There are many spiritual beliefs associated with the Flower of Life; for example, depictions of the five Platonic Solids are found within the symbol of Metatron's Cube, which may be derived from the Flower of Life pattern. These platonic solids are geometrical forms, which are said to act as a template from which all life springs.Within the Flower of Life pattern, among other things, are the symbols of the Vesica Piscis, an ancient religious symbol, and Borromean rings (John Bonham's symbol), which represents the Holy Trinity.
Modern research into the Flower of Life is being conducted in certain parts of the world and was conducted by kings & scholars from ancient cultures of the old world.
The symbol predates the bible. The oldest known physical example of the flower of life comes from the palace of King Ashurbanipal, an Assyrian King. The palace step (now in the Louvre) is dated to 645 BC. There are claims that the carvings in the temple of Osiris in Egypt are much older but they may have been carved by the Copts who were Greco-Egyptians. Although Ashurbanipal’s step is the oldest dated carving of the symbol, evidence of the knowledge gained from the pattern is wide spread throughout the architecture & art of even older temples & monuments throughout the world.
The messages and meanings within the Flower of Life pattern are understood by studying the relations and proportions & sequences of the circles within the design and the advanced mathematics that they express.

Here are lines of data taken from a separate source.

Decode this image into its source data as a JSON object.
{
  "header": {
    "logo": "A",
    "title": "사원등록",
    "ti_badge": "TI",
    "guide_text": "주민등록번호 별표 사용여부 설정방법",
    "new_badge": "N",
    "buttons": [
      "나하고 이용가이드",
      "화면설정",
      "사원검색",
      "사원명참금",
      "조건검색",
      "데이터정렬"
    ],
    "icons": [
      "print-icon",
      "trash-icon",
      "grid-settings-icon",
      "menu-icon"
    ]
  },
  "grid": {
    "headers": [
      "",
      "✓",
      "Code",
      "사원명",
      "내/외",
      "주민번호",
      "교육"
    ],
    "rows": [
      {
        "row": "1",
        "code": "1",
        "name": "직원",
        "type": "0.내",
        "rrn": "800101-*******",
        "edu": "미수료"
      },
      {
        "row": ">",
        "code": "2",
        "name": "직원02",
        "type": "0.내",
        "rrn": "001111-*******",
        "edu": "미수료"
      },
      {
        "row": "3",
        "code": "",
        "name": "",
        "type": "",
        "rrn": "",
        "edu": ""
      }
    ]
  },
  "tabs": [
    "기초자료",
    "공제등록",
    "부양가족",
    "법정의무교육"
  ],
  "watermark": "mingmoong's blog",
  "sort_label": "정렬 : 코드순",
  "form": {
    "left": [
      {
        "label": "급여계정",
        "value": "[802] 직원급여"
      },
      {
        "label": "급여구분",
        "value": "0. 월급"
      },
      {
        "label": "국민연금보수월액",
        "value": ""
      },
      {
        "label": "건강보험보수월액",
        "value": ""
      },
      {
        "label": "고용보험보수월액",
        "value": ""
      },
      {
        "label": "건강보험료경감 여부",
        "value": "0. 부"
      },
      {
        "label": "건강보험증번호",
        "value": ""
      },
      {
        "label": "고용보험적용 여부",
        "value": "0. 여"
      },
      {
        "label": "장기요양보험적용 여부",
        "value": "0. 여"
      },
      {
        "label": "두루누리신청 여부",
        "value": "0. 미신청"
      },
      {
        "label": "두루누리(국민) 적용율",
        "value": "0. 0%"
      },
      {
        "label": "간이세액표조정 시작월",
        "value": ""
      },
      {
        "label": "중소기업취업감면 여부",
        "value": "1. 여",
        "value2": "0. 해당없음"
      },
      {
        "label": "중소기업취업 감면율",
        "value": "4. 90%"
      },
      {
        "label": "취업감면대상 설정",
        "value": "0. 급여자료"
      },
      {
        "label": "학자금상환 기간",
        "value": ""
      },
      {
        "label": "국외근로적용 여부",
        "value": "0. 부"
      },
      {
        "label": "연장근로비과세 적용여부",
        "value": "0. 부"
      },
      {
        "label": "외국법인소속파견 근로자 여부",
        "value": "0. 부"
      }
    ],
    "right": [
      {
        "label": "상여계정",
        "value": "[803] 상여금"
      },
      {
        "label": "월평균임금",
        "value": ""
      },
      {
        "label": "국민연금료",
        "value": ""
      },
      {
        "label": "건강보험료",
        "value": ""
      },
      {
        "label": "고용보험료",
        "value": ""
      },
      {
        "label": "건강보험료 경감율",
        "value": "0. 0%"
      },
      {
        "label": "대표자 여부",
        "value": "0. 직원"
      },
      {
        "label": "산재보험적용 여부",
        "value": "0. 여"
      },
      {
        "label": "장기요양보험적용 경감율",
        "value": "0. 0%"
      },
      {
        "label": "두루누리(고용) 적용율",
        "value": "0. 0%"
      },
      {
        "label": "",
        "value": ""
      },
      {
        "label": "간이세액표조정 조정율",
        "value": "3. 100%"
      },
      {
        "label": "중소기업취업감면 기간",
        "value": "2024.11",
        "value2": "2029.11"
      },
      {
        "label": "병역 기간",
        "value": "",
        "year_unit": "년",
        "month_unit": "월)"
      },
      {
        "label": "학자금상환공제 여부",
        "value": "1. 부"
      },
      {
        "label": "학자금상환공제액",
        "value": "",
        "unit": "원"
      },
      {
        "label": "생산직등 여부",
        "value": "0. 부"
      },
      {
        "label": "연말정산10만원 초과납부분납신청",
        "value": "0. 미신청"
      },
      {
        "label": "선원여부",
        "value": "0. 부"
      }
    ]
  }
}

The depth of knowledge contained within the pattern allows for continuous study by an observer through to a theoretically infinite or at least incredibly sophisticated & advanced capacity of knowledge & understanding of the universe.
The symbol has been found on ancient objects in Egypt, France, China (in the forbidden palace), Japan, South America, Tibet, Iraq, Iran, Syria, Norway and quite a few other countries that supposedly never communicated with each other. Researchers are baffled. Many, if not most of the religious symbols of the world are derived from the flower of life.
Leonardo Da Vinci was fascinated by the symbol and studied it intensely;
Leonardo da Vinci studied the Flower of Life's form and its mathematical properties. He drew the Flower of Life itself, as well as various components such as the Seed of Life. He drew geometric figures representing shapes such as the platonic solids, a sphere, and a torus, and also used the golden ratio of phi in his artwork; all of which may be derived from the Flower of Life design.
Rainbow Serpent festival will honour and celebrate both of these symbols as a bringing together of Ancient Aboriginal knowledge & teachings from all over the world. Both traditional, ancient and advanced modern sciences will be represented & taught here. If you really want to learn about the culture of Australia & the world, this is where you will find it. Look out for a giant illuminated Flower of Life mandala made out of mirrors & crystals while you are there.
Arthur Radcliffe-Brown saw the aim of his field to study primitive societies and determine generalizations about social structure. For example, he saw institutions as the key to maintaining the global social order of a society, analogous to the organs of a body.
For example universities are like brains as they store, create and pass on the knowledge of our society& prisons are like the liver as they filter & recycle (supposedly) ‘toxic’ parts of our community.
His studies of social function examine how customs aid in maintaining the overall stability of a society He also espoused the notion that a major goal of social anthropology was to identify social structures and formal relationships between them, and that qualitative or discrete mathematics would be a necessary tool to do this (this was in 1926!). In that sense Radcliffe-Brown may be considered one of the fathers of social network analysis.